Despite the XPS 13's better battery life and slimmer, lighter frame, the MacBook Pro is too much of a powerhouse to pass up on. If you can't justify taking the extra 500 out of your budget then the XPS won't disappoint, but if you want the best then it's Apple all the way.


The XPS 13 puts up a spirited fight, with a stellar battery life, a slim frame and a reasonable price, but it just can’t compete with the raw power Apple has put into the MacBook Pro.

Adam Shepherd

Adam Shepherd has been a technology journalist since 2015, covering everything from cloud storage and security, to smartphones and servers. Over the course of his career, he’s seen the spread of 5G, the growing ubiquity of wireless devices, and the start of the connected revolution. He’s also been to more trade shows and technology conferences than he cares to count.

Adam is an avid follower of the latest hardware innovations, and he is never happier than when tinkering with complex network configurations, or exploring a new Linux distro. He was also previously a co-host on the ITPro Podcast, where he was often found ranting about his love of strange gadgets, his disdain for Windows Mobile, and everything in between.

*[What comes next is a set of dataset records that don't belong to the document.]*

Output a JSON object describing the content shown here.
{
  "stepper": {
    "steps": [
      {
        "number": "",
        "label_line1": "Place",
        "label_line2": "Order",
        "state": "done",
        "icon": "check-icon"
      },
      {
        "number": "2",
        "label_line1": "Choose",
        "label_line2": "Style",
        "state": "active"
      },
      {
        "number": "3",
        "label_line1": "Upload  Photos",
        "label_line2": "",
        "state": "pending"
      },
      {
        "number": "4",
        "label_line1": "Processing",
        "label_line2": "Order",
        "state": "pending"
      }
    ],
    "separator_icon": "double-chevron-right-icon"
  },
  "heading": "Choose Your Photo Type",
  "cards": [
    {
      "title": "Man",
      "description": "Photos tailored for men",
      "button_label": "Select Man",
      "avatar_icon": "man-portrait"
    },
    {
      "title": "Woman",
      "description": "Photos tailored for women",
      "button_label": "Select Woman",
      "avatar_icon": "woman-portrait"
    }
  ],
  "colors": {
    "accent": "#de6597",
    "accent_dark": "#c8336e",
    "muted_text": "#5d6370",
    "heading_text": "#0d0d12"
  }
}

You can find Adam tweeting about enterprise technology (or more often bad jokes) @AdamShepherUK.